(Interface dataset entries)
○ ○ ○ ○

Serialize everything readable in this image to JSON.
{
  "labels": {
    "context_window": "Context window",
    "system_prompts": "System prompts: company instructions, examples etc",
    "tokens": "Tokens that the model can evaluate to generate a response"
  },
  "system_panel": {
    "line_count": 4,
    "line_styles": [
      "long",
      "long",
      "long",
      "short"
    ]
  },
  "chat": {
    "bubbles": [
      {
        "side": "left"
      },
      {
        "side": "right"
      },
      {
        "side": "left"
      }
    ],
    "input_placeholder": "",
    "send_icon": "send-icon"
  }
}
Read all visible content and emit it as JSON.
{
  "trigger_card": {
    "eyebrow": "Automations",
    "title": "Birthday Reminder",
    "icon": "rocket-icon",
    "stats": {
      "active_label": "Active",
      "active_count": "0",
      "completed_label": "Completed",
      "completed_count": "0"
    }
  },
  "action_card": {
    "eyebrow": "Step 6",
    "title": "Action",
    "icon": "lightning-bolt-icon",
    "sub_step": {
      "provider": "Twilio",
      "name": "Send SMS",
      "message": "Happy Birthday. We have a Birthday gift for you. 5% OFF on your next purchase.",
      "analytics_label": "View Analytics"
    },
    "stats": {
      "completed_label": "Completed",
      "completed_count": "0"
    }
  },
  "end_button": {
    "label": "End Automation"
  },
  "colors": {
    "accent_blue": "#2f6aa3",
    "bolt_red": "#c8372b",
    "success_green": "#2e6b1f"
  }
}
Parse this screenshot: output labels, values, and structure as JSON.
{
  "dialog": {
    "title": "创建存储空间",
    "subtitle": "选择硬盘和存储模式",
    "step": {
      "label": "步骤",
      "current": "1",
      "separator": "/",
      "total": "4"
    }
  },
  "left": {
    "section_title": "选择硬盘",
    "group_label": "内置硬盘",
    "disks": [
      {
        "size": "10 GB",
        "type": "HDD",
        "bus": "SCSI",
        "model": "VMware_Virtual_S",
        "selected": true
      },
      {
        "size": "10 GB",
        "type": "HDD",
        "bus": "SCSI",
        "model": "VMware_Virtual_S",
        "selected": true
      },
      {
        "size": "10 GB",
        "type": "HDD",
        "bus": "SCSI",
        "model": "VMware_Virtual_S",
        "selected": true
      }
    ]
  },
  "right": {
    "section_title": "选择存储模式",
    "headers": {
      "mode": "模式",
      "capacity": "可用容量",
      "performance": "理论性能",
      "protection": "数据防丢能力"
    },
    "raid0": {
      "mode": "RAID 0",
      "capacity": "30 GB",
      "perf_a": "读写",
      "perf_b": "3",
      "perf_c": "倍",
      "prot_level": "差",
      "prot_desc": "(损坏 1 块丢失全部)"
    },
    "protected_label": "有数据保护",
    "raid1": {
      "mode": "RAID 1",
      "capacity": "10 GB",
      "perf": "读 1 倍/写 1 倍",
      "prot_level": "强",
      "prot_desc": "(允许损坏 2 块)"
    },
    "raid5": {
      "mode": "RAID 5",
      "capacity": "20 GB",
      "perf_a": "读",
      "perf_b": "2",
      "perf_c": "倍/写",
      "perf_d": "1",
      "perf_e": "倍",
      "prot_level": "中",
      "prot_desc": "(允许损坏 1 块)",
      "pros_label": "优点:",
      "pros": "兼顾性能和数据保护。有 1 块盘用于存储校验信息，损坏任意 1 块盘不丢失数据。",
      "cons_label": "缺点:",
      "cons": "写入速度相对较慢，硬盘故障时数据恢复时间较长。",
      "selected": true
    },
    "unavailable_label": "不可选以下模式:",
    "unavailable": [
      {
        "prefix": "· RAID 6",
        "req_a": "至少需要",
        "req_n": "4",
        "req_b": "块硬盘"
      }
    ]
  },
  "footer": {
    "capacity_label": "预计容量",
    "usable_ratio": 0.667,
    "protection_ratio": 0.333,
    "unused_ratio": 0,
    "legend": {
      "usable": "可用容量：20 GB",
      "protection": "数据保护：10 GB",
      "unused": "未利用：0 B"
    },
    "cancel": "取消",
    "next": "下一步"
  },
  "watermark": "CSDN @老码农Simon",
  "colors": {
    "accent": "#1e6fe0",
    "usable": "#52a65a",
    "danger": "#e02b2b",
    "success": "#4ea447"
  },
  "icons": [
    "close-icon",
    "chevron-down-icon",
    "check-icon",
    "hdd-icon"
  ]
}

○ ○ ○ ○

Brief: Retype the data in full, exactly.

Problem solution:
Serialize everything readable in this image to JSON.
{
  "labels": {
    "context_window": "Context window",
    "system_prompts": "System prompts: company instructions, examples etc",
    "tokens": "Tokens that the model can evaluate to generate a response"
  },
  "system_panel": {
    "line_count": 4,
    "line_styles": [
      "long",
      "long",
      "long",
      "short"
    ]
  },
  "chat": {
    "bubbles": [
      {
        "side": "left"
      },
      {
        "side": "right"
      },
      {
        "side": "left"
      }
    ],
    "input_placeholder": "",
    "send_icon": "send-icon"
  }
}
Read all visible content and emit it as JSON.
{
  "trigger_card": {
    "eyebrow": "Automations",
    "title": "Birthday Reminder",
    "icon": "rocket-icon",
    "stats": {
      "active_label": "Active",
      "active_count": "0",
      "completed_label": "Completed",
      "completed_count": "0"
    }
  },
  "action_card": {
    "eyebrow": "Step 6",
    "title": "Action",
    "icon": "lightning-bolt-icon",
    "sub_step": {
      "provider": "Twilio",
      "name": "Send SMS",
      "message": "Happy Birthday. We have a Birthday gift for you. 5% OFF on your next purchase.",
      "analytics_label": "View Analytics"
    },
    "stats": {
      "completed_label": "Completed",
      "completed_count": "0"
    }
  },
  "end_button": {
    "label": "End Automation"
  },
  "colors": {
    "accent_blue": "#2f6aa3",
    "bolt_red": "#c8372b",
    "success_green": "#2e6b1f"
  }
}
Parse this screenshot: output labels, values, and structure as JSON.
{
  "dialog": {
    "title": "创建存储空间",
    "subtitle": "选择硬盘和存储模式",
    "step": {
      "label": "步骤",
      "current": "1",
      "separator": "/",
      "total": "4"
    }
  },
  "left": {
    "section_title": "选择硬盘",
    "group_label": "内置硬盘",
    "disks": [
      {
        "size": "10 GB",
        "type": "HDD",
        "bus": "SCSI",
        "model": "VMware_Virtual_S",
        "selected": true
      },
      {
        "size": "10 GB",
        "type": "HDD",
        "bus": "SCSI",
        "model": "VMware_Virtual_S",
        "selected": true
      },
      {
        "size": "10 GB",
        "type": "HDD",
        "bus": "SCSI",
        "model": "VMware_Virtual_S",
        "selected": true
      }
    ]
  },
  "right": {
    "section_title": "选择存储模式",
    "headers": {
      "mode": "模式",
      "capacity": "可用容量",
      "performance": "理论性能",
      "protection": "数据防丢能力"
    },
    "raid0": {
      "mode": "RAID 0",
      "capacity": "30 GB",
      "perf_a": "读写",
      "perf_b": "3",
      "perf_c": "倍",
      "prot_level": "差",
      "prot_desc": "(损坏 1 块丢失全部)"
    },
    "protected_label": "有数据保护",
    "raid1": {
      "mode": "RAID 1",
      "capacity": "10 GB",
      "perf": "读 1 倍/写 1 倍",
      "prot_level": "强",
      "prot_desc": "(允许损坏 2 块)"
    },
    "raid5": {
      "mode": "RAID 5",
      "capacity": "20 GB",
      "perf_a": "读",
      "perf_b": "2",
      "perf_c": "倍/写",
      "perf_d": "1",
      "perf_e": "倍",
      "prot_level": "中",
      "prot_desc": "(允许损坏 1 块)",
      "pros_label": "优点:",
      "pros": "兼顾性能和数据保护。有 1 块盘用于存储校验信息，损坏任意 1 块盘不丢失数据。",
      "cons_label": "缺点:",
      "cons": "写入速度相对较慢，硬盘故障时数据恢复时间较长。",
      "selected": true
    },
    "unavailable_label": "不可选以下模式:",
    "unavailable": [
      {
        "prefix": "· RAID 6",
        "req_a": "至少需要",
        "req_n": "4",
        "req_b": "块硬盘"
      }
    ]
  },
  "footer": {
    "capacity_label": "预计容量",
    "usable_ratio": 0.667,
    "protection_ratio": 0.333,
    "unused_ratio": 0,
    "legend": {
      "usable": "可用容量：20 GB",
      "protection": "数据保护：10 GB",
      "unused": "未利用：0 B"
    },
    "cancel": "取消",
    "next": "下一步"
  },
  "watermark": "CSDN @老码农Simon",
  "colors": {
    "accent": "#1e6fe0",
    "usable": "#52a65a",
    "danger": "#e02b2b",
    "success": "#4ea447"
  },
  "icons": [
    "close-icon",
    "chevron-down-icon",
    "check-icon",
    "hdd-icon"
  ]
}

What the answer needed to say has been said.